At First, Open Distrust

For most of the first three decades after the founding of the People’s Republic of China on October 1, 1949, Washington saw Beijing as an ideological and military adversary. The victory of Mao Zedong’s Chinese Communist Party over the Nationalist Party (Kuomintang) coincided with the Cold War between Washington and Moscow. In the early years of Mao’s rule, the United States maintained official relations with the Nationalist Party government, whose leaders had fled to Taiwan.

On October 1, 1950, exactly one year later, U.S. soldiers crossed the Thirty-Eighth Parallel on the Korean Peninsula, entering North Korea. China would fight its first war as a sovereign nation against the United States a few weeks later—the Korean War.

A Tentative Friendship

In the 1960s, two important developments changed this trajectory. First, diplomatic relations between China and the Soviet Union became strained, at a time when Moscow loomed as Washington’s most threatening adversary. Second, the Sino-Soviet split led to new thinking in the United States about the potential benefits of improved relations with China.

Ping-pong diplomacy in the early 1970s ( a series of people-to-people exchanges involving table tennis players from the two countries), then secretary of state Henry Kissinger’s secret China visit, and former president Richard Nixon’s historic trip to China in 1972 all laid the foundation for the normalization of relations on January 1, 1979.

Reform and Opening Up

This was a turning point in the U.S.-China relationship. It coincided with Beijing’s monumental decision to begin economic reform and opening up. Chinese experts often note the Chinese decision was deeply intertwined with the normalization of bilateral relations. China’s reform and opening up brought great benefits to the Chinese people over the next several decades. Unsurprisingly, it also led to concomitant improvements in U.S.-China relations, including deeper people-to-people ties and economic links.

New Strains in the Relationship

In the fall of 2013, Beijing’s new leaders announced an ambitious set of economic reforms that led many to believe China’s process of reform and opening up would continue and even accelerate. These reforms were presented as being in line with the country’s national interests and aimed at driving its continued development.

Disappointingly, this process has stalled over the last several years, and in many cases, it has even been reversed.
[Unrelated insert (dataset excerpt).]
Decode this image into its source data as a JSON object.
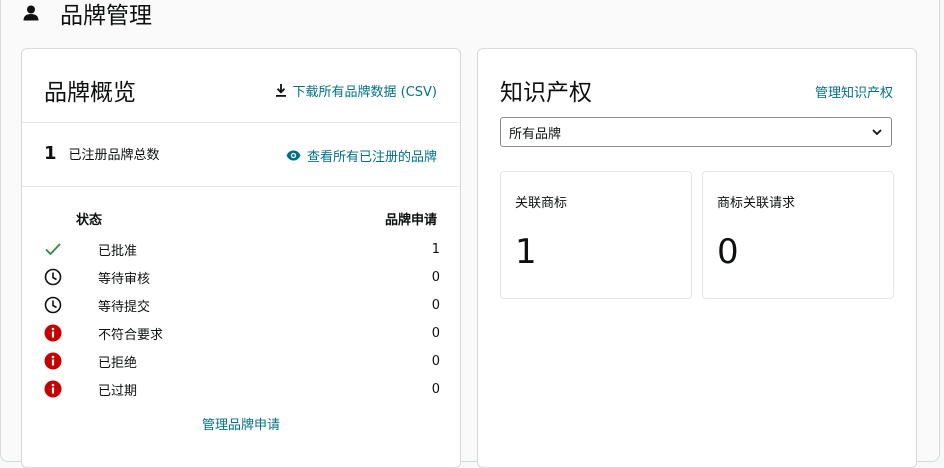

Not surprisingly, China’s economy is slowing down, U.S.-China relations are under great strain, and other developed nations are voicing concerns about Beijing’s changing domestic and international behavior. However, there is still a win-win solution to be had. If Beijing were to pursue reform and opening up, it could further its own development and help alleviate strains in relations with the United States and the world.
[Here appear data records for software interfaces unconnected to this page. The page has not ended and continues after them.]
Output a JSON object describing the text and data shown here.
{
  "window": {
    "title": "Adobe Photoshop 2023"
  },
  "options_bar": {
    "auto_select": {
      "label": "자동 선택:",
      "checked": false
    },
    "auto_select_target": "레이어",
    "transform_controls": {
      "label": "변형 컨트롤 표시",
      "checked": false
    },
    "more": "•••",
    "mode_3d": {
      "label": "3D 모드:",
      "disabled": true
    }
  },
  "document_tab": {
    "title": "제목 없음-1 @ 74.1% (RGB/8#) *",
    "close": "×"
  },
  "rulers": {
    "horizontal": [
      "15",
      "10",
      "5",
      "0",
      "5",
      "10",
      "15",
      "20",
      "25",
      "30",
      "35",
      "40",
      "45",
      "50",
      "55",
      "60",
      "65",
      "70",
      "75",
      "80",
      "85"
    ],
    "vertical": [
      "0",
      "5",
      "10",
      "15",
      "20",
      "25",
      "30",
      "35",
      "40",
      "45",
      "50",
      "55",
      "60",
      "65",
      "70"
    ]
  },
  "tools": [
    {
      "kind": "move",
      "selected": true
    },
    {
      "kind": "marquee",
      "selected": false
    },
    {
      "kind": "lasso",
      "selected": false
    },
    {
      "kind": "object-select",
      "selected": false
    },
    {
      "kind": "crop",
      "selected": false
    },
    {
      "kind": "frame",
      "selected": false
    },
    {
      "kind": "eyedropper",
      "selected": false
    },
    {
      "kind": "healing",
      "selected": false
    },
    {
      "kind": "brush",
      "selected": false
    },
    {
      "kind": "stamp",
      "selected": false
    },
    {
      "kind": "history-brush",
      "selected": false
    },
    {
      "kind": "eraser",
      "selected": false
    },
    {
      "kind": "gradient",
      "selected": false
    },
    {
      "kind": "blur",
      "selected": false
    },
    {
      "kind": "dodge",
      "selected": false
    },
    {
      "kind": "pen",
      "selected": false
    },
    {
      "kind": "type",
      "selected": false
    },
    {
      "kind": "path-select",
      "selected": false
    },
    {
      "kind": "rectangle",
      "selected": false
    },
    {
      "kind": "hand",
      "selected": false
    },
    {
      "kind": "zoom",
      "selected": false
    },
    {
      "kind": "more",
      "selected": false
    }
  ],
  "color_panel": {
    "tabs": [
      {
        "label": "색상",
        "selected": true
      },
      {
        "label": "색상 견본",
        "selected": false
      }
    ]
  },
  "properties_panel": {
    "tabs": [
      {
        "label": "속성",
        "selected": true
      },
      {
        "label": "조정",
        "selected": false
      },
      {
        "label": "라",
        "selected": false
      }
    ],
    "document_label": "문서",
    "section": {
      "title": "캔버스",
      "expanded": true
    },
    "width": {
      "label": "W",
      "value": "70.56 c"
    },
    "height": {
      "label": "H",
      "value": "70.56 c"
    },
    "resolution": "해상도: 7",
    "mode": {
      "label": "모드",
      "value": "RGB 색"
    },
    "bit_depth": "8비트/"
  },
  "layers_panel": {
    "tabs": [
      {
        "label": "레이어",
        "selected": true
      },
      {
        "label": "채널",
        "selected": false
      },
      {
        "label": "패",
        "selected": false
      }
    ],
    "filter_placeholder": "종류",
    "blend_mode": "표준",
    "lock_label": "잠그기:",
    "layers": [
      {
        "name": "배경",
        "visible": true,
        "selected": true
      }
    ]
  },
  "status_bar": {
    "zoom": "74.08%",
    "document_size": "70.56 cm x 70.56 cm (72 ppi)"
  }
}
On October 1, 2019, China will celebrate the seventieth anniversary of its founding. This year also marks forty years since the beginning of China’s reform and opening up and the normalization of U.S.-China relations. One of the most important questions these anniversaries raise is: Will China continue to reform and open up?
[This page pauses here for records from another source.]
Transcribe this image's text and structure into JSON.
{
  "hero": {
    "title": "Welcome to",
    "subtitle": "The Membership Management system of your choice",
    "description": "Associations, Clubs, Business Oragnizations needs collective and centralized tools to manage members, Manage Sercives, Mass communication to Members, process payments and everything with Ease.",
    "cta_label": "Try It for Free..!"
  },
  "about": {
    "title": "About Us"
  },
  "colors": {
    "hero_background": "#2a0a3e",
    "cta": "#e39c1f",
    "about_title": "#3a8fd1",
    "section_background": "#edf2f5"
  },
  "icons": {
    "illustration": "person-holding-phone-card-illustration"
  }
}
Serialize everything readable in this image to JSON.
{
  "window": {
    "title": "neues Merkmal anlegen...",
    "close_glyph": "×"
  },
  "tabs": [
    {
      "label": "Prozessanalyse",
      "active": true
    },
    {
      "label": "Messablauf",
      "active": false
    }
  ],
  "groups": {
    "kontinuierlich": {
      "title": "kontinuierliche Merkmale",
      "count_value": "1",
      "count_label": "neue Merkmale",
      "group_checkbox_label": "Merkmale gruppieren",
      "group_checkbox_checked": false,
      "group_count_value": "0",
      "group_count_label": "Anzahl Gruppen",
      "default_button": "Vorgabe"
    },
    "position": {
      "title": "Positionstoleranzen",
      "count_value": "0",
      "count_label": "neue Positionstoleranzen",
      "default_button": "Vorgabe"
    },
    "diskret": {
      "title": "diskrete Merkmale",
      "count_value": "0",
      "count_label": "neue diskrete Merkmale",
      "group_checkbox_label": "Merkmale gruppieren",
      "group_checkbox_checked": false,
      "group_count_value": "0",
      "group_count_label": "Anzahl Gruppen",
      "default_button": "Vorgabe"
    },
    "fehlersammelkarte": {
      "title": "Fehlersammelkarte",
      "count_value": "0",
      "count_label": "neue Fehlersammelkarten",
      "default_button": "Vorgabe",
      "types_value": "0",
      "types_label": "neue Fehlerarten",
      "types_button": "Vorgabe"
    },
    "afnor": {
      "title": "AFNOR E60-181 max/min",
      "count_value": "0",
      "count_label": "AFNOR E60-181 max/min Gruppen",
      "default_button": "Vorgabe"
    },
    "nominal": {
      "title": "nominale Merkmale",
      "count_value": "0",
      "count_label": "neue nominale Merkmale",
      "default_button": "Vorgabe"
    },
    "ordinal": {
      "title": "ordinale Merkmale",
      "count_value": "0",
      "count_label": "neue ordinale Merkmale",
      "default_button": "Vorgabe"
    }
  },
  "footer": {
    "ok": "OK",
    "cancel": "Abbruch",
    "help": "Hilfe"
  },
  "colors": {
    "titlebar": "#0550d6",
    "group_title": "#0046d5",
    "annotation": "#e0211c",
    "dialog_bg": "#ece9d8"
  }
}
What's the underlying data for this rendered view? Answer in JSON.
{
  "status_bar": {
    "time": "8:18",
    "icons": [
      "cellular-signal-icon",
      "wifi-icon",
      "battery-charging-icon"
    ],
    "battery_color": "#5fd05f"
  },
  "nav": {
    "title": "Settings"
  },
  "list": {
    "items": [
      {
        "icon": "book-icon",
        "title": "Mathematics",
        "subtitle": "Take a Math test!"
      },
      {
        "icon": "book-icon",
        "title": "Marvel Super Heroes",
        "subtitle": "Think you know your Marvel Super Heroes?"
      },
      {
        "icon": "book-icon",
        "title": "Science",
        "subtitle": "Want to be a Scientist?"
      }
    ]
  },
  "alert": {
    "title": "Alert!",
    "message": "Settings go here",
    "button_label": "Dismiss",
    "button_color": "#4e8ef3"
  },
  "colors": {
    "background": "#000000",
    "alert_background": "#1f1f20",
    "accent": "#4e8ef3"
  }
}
This quick take is part of a series authored by scholars from across the Carnegie Endowment’s global network, in advance of the seventieth anniversary of the founding of the People’s Republic of China.